When you drive into Anna Nagar through the Anna Arch and past the Arignar Anna Hospital, it’s easy to miss the low-income colonies on either side. Along the narrow alleys that lead to MM Colony, women are busy making hot dosas from their make-shift stalls for men, who work at shops nearby.
Those who keep the big bungalows neat and tidy and the elite shops squeaky clean are men and women who live in small houses in these alleys. For the political parties fighting it out at Anna Nagar, it’s a battle to get the votes of the lower income households and slums, far detached from the posh perception that Anna Nagar has.
“Everyone thinks that Anna Nagar is an elite constituency, it is not,” says S Gokula Indira, the Handlooms Minister and present MLA of Anna Nagar. “Nearly 65% of the votes here are from slums and lower incomes groups. There is about 15% middle class, and the rest would be the elite. And I am focusing on the slums and small colonies here.” Gokula Indira is among the very few AIADMK candidates who have been allowed to contest from the same constituency once again, a sign of her fierce loyalty and obedience to Jayalalithaa.
Far right: S Gokula Indira, the AIADMK candidate

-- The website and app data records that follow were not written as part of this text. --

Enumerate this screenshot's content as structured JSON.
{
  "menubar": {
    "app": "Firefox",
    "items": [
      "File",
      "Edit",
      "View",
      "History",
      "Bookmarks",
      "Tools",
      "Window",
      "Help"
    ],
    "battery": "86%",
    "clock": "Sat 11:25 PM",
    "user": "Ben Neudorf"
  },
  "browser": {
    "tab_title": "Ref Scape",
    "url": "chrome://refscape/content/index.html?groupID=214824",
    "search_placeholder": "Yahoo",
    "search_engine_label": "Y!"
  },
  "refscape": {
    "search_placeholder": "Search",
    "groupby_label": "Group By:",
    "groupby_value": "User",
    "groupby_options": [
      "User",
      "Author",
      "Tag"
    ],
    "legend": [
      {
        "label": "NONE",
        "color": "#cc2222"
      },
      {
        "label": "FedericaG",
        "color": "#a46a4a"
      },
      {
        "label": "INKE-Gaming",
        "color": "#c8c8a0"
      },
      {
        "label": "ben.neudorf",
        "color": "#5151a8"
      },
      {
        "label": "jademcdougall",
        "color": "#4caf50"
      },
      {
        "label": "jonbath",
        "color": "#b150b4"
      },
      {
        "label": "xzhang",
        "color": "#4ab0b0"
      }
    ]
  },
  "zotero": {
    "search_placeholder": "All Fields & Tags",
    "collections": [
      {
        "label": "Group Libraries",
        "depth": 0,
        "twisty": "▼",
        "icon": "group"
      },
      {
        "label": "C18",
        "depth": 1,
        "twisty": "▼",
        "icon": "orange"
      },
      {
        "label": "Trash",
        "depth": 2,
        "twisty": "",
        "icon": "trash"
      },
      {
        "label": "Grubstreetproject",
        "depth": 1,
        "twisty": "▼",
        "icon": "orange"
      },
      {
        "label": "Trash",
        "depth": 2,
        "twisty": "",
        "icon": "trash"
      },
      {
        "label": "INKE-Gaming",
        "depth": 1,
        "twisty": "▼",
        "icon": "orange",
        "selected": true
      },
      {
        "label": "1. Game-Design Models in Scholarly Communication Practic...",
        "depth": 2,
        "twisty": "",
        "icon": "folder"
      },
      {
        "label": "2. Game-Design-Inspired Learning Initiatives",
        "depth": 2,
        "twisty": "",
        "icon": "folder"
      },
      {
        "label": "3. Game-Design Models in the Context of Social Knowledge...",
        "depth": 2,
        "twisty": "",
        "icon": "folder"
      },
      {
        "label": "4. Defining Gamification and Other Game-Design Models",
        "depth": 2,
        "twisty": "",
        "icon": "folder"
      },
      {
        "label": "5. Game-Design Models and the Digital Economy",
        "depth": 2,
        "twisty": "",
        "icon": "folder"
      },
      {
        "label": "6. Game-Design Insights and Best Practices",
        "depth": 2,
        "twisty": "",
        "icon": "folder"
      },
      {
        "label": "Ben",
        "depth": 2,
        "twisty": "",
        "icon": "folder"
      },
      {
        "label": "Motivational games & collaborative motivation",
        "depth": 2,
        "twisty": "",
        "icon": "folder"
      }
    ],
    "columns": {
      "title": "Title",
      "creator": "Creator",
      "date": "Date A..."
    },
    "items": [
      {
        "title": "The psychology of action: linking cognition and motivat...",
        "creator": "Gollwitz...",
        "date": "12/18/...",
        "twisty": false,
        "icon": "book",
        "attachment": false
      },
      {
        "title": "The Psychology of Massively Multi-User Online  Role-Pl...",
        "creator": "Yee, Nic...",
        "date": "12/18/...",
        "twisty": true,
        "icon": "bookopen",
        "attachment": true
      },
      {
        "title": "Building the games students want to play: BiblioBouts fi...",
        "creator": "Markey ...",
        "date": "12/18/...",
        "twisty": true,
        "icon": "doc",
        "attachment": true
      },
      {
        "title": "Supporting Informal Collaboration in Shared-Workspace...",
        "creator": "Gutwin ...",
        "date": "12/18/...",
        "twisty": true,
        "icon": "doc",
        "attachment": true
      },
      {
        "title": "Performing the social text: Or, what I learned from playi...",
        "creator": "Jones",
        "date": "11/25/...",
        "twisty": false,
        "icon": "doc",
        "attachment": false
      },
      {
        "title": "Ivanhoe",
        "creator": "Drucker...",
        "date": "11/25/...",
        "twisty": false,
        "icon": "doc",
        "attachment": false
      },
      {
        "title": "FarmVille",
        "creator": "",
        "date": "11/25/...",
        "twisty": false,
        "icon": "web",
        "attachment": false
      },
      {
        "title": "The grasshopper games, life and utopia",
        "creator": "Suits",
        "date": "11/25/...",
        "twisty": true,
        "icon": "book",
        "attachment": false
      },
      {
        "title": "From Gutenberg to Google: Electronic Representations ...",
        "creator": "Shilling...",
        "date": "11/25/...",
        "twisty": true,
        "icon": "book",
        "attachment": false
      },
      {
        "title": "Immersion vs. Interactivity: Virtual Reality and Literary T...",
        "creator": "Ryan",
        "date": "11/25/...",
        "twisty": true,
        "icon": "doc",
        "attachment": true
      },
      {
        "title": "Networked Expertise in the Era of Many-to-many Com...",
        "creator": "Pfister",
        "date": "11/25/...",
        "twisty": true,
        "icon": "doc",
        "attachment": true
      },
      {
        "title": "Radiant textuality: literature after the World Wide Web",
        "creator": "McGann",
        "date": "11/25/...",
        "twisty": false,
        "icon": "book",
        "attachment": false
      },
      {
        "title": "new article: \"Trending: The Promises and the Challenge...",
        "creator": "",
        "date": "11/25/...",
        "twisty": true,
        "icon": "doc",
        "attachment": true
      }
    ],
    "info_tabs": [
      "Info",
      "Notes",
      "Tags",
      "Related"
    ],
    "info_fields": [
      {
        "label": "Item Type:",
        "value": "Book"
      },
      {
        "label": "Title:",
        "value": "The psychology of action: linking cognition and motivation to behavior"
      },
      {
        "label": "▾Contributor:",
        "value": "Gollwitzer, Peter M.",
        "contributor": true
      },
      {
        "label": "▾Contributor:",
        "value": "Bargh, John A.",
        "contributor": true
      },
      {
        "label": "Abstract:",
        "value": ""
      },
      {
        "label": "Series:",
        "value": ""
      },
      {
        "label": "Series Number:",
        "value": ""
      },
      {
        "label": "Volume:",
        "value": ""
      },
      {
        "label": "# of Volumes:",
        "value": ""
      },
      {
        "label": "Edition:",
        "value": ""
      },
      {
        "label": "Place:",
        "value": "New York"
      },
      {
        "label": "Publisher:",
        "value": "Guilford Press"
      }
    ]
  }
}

Few minutes earlier, Gokula Indira was in a small church inside MM Colony. Flanked by AIADMK’s Rajya Sabha MP Vijila Sathyananth, Gokula Indira was standing in front of the congregation, eyes closed and her hand held up in worship. In his heavy evangelical tone, the priest chanted, “With the blessings for Lord Jesus, not only will the AIADMK come to power here, but also in Delhi.” With questions being raised over her alleged inaction in the immediate aftermath of the Chennai floods, Gokula Indira is leaving nothing to chance. The focus of her campaign is appeasing those living in slums, where the anger was palpable.
There are around 13 slums in Anna Nagar. Out of the seven wards in the constituency, only three are “bungalow areas”, or upper class residences. Not only do more people live in the poorer wards but the voter turnout is also higher here.
People living on the banks of the Cooum, considered encroachers, have been fighting against ‘rehabilitation’. The city has been trying to move the poor out of the hutments by the river, and it has become a hot political issue. “We want to assure all those who have been living for 60-70 years that they will be allowed to stay there, only recent encroachers will be asked to move,” she says.
She is quick to defend allegations of apathy during the floods. “It was only at the time of the floods that we could not do anything, because no one could. After the floods, we helped people a lot.”
“That’s exactly my point,” counters MK Mohan, the DMK’s candidate in Anna Nagar. “Where was she when the people were suffering during the floods? She came after people died. We supplied 26,000 packets of milk to people here, at my expense.”
DMK’s MK Mohan is a first-time contestant and a former councillor from Anna Nagar. His father Kodandapandi Naidu was a Congressman and a two-time councillor from the same area. The family has been around here for more than 50 years, and know the people and the constituency. Mohan’s family also has the finances to back him, with assets worth more than Rs. 170 crore. He also hopes to gain from the large Telugu community living in Anna Nagar given that his family were early Telugu settlers in the neighbourhood. A community man with roots in Anna Nagar and the anger over the floods are the two things that MK Mohan is counting on to see him to victory.
MK Mohan, the DMK candidate
Being an urban constituency, people are feeling the financial pinch too. “There is no money in our hands, whatever comes goes away,” says Muthumma, as she swiftly spreads dosa batter on a hot pan in one of the by-lanes. “And if she starts giving people cheap idlis and dosas also, where will our businesses go?” she asks, referring to the popular Amma Canteens.
MK Mohan’s son Karthik is the lead man running the DMK campaign in Anna Nagar. Sitting in his plush office in Anna Nagar, with campaign workers running in and out with schedules and plans, he explains that they are banking on this anger over the floods, and the fact that people have limited savings.
Karthik is a young, suave businessman, and speaks the language of the city’s elite, “But it’s not easy to campaign in those areas, and the minute my sister and I enter to seek votes for my father, they ask us to get back later.” But he is trying hard, and has printed swanky pamphlets aimed at the area’s elite. For them, it’s not about the candidates, but the leaders and how they affect their lives.
“I don’t know much about either of the candidates, but I don’t want Jayalalithaa to get back,” says Vineetha Balaraman, a resident of Anna Nagar. “I see nothing has happened in the past 4 years, and the whole city comes to a standstill when she steps out. I don’t know if DMK will do a better job, but my vote will not bring her back.”